In country areas where there was adequate space, courses were laid out and the target became a hole. Thus the game of golf evolved. In towns where space was limited, the game of PALL MALL became popular. In this game, a box-wood ball, a foot in circumference, was played down an alley, passing through a number of arches or hoops on the way. The winner was the person achieving this in the fewest hits. This was the forerunner to croquet. It might be noted that the modern croquet ball is about a foot in circumference and is hit with a wooden mallet.
Pall Mall was introduced into Great Britain from France in the 17th Century by a group of Irish travellers who had seen it played in Brittany. It gave its name to the thoroughfares of Pall Mall and The Mall.
With the coming of the Commonwealth and more serious things, the game was no longer played in St. James Park, or Pall Mall, but retained its popularity in other parts of Great Britain. In time the rules and methods of playing croquet became more complex and there were many versions of the game. It is not known then the four different coloured balls were introduced or what genius invented the croquet shot where two balls, placed together, are sent to separate places in the lawn with one shot. However with these inventions, a version akin to today’s croquet was introduced to England from Ireland in 1852 and quickly became popular.
In 1867, Walter James Whitmore determined to organise the game properly and he came to be known as the true father of Croquet. He challenged and beat all comers and so won the first Open Croquet Championship. He wrote a book on Croquet tactics in 1868 in which he was most adamant that hoops would remain at 9″ wide. The same year he convened a meeting which resulted in The All England Croquet Club. In 1870 the club acquired 4 acres of grassy land at Wimbledon; proper courts were laid out; championship meetings were held and Croquet became so popular that its appeal was exceeded only by that of Cricket. The invention of Lawn Tennis caused a revolution and became so strong that the Croquet Club’s committee reluctantly felt compelled to admit tennis into its precincts at Wimbledon and lent one of its courts to players of the new sport. Within 7 years of its foundation, the Croquet association’s title was extended to read “The All England Croquet and Tennis Club”. Wimbledon Club, the mecca of tennis lovers still acknowledges its origins to the croquet players.

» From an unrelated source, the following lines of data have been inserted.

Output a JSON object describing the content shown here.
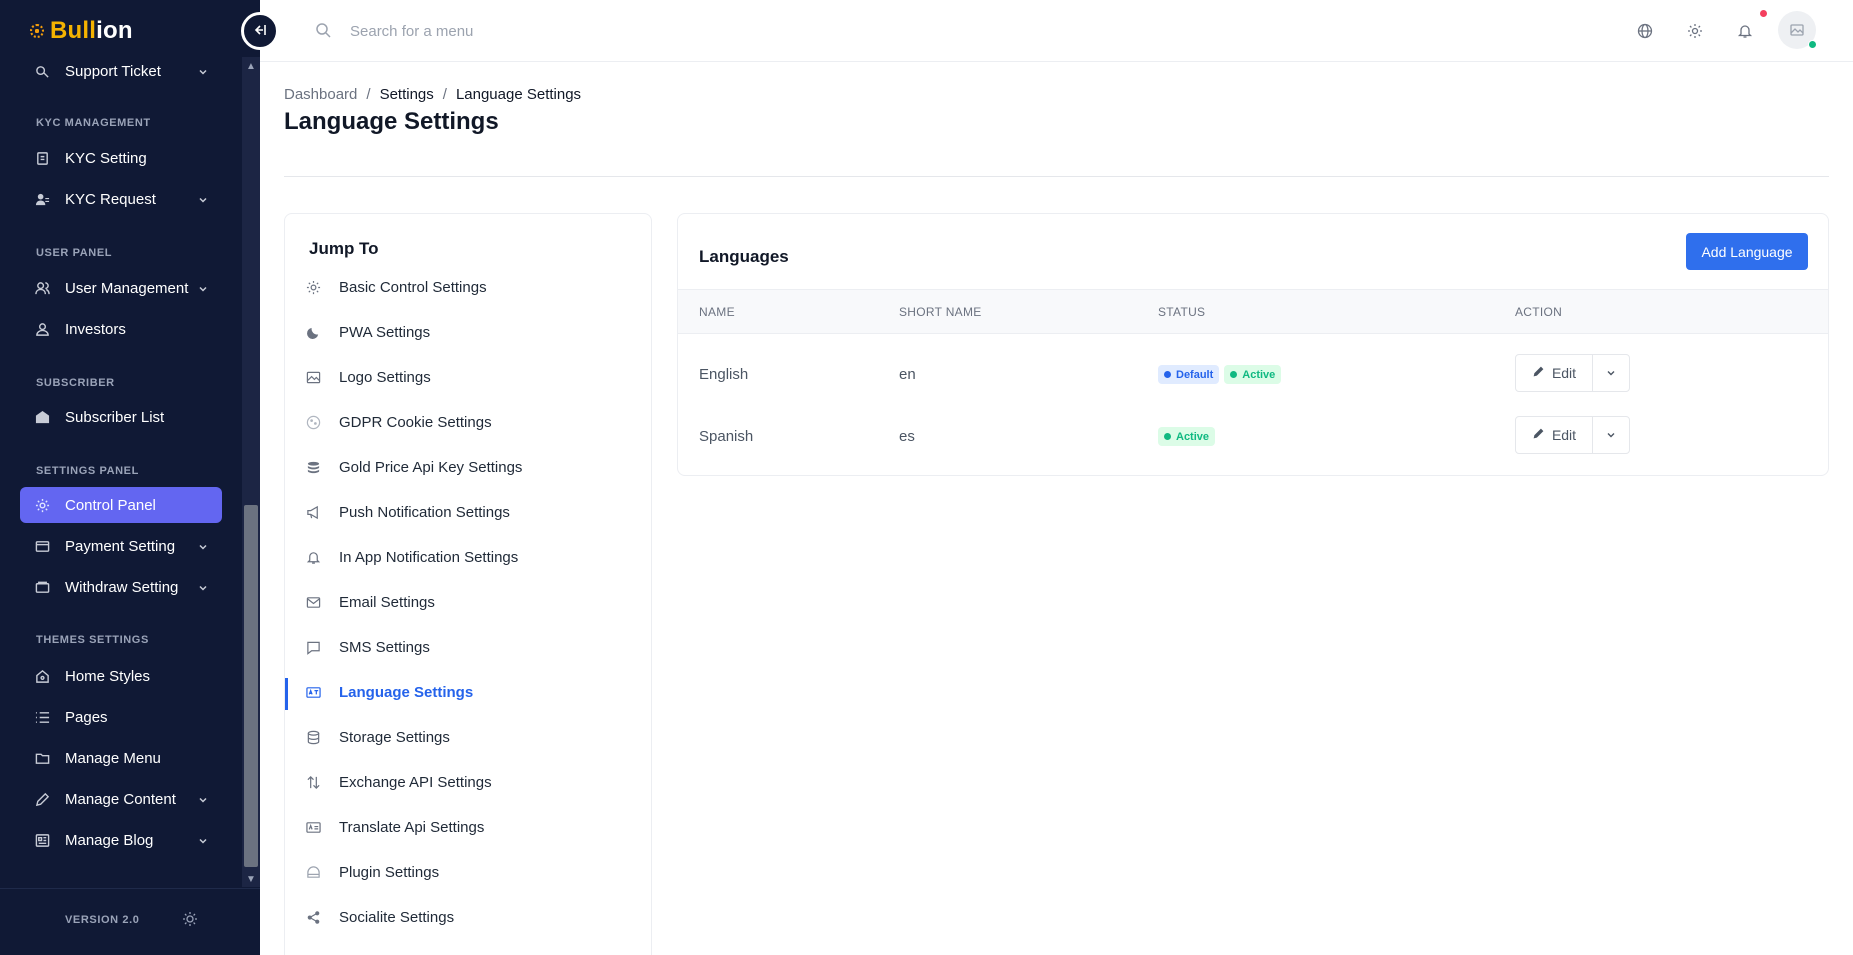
{
  "brand": {
    "name_part1": "Bull",
    "name_part2": "ion"
  },
  "sidebar": {
    "sections": [
      {
        "title": "KYC MANAGEMENT"
      },
      {
        "title": "USER PANEL"
      },
      {
        "title": "SUBSCRIBER"
      },
      {
        "title": "SETTINGS PANEL"
      },
      {
        "title": "THEMES SETTINGS"
      }
    ],
    "items": [
      {
        "label": "Support Ticket",
        "icon": "support-icon",
        "chevron": true
      },
      {
        "label": "KYC Setting",
        "icon": "document-icon",
        "chevron": false
      },
      {
        "label": "KYC Request",
        "icon": "users-icon",
        "chevron": true
      },
      {
        "label": "User Management",
        "icon": "users-icon",
        "chevron": true
      },
      {
        "label": "Investors",
        "icon": "user-icon",
        "chevron": false
      },
      {
        "label": "Subscriber List",
        "icon": "mail-open-icon",
        "chevron": false
      },
      {
        "label": "Control Panel",
        "icon": "gear-icon",
        "chevron": false,
        "active": true
      },
      {
        "label": "Payment Setting",
        "icon": "wallet-icon",
        "chevron": true
      },
      {
        "label": "Withdraw Setting",
        "icon": "wallet-icon",
        "chevron": true
      },
      {
        "label": "Home Styles",
        "icon": "home-icon",
        "chevron": false
      },
      {
        "label": "Pages",
        "icon": "list-icon",
        "chevron": false
      },
      {
        "label": "Manage Menu",
        "icon": "folder-icon",
        "chevron": false
      },
      {
        "label": "Manage Content",
        "icon": "pencil-icon",
        "chevron": true
      },
      {
        "label": "Manage Blog",
        "icon": "blog-icon",
        "chevron": true
      }
    ],
    "version": "VERSION 2.0"
  },
  "topbar": {
    "search_placeholder": "Search for a menu"
  },
  "breadcrumb": {
    "home": "Dashboard",
    "parent": "Settings",
    "current": "Language Settings"
  },
  "page_title": "Language Settings",
  "jump_to": {
    "title": "Jump To",
    "items": [
      {
        "label": "Basic Control Settings",
        "icon": "gear-icon"
      },
      {
        "label": "PWA Settings",
        "icon": "moon-icon"
      },
      {
        "label": "Logo Settings",
        "icon": "image-icon"
      },
      {
        "label": "GDPR Cookie Settings",
        "icon": "cookie-icon"
      },
      {
        "label": "Gold Price Api Key Settings",
        "icon": "coins-icon"
      },
      {
        "label": "Push Notification Settings",
        "icon": "megaphone-icon"
      },
      {
        "label": "In App Notification Settings",
        "icon": "bell-icon"
      },
      {
        "label": "Email Settings",
        "icon": "envelope-icon"
      },
      {
        "label": "SMS Settings",
        "icon": "chat-icon"
      },
      {
        "label": "Language Settings",
        "icon": "language-icon",
        "active": true
      },
      {
        "label": "Storage Settings",
        "icon": "database-icon"
      },
      {
        "label": "Exchange API Settings",
        "icon": "exchange-icon"
      },
      {
        "label": "Translate Api Settings",
        "icon": "translate-icon"
      },
      {
        "label": "Plugin Settings",
        "icon": "plugin-icon"
      },
      {
        "label": "Socialite Settings",
        "icon": "share-icon"
      }
    ]
  },
  "languages": {
    "title": "Languages",
    "add_button": "Add Language",
    "columns": [
      "NAME",
      "SHORT NAME",
      "STATUS",
      "ACTION"
    ],
    "rows": [
      {
        "name": "English",
        "short": "en",
        "badges": [
          "Default",
          "Active"
        ],
        "edit": "Edit"
      },
      {
        "name": "Spanish",
        "short": "es",
        "badges": [
          "Active"
        ],
        "edit": "Edit"
      }
    ]
  }
}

Croquet was too good a game to be eclipsed for long and in 1897 a revival took place with the setting up of the English Croquet Association. The new croquet with its rules, equipment and techniques became scientific and exacting, demanding the utmost skill, care and concentration. Three years later it moved its headquarters from Wimbledon to Hurlingham.
When we think back over the years, we can see the changes in croquet. From the days when it was a pastime of the English garden parties, when it was said that it was the only opportunity for the ladies to be unchaperoned, the trick being to send the lady’s ball off the court into the bushes, thus allowing time for a little flirting that for a time croquet was denounced from the pulpit. It is also said that the long skirts in those days could have been used to facilitate the more favourable position of the ball.
Croquet is growing and extending into many countries of the world, but possibly nowhere more than in the USA where, in the period from 1974 to 1994, the original 6 clubs have grown to 600.
Last year was the centenary of the English Croquet Association and we can be proud that some of our Queensland clubs have reached, or are about to reach their centenary.
Croquet is a challenging, frustrating but rewarding game and the skills of the present generation of top players are equal to anything seen in other sports.
Reproduced from ‘History of Croquet Clubs in Queensland’ with the permission of the Southport Croquet Club Inc.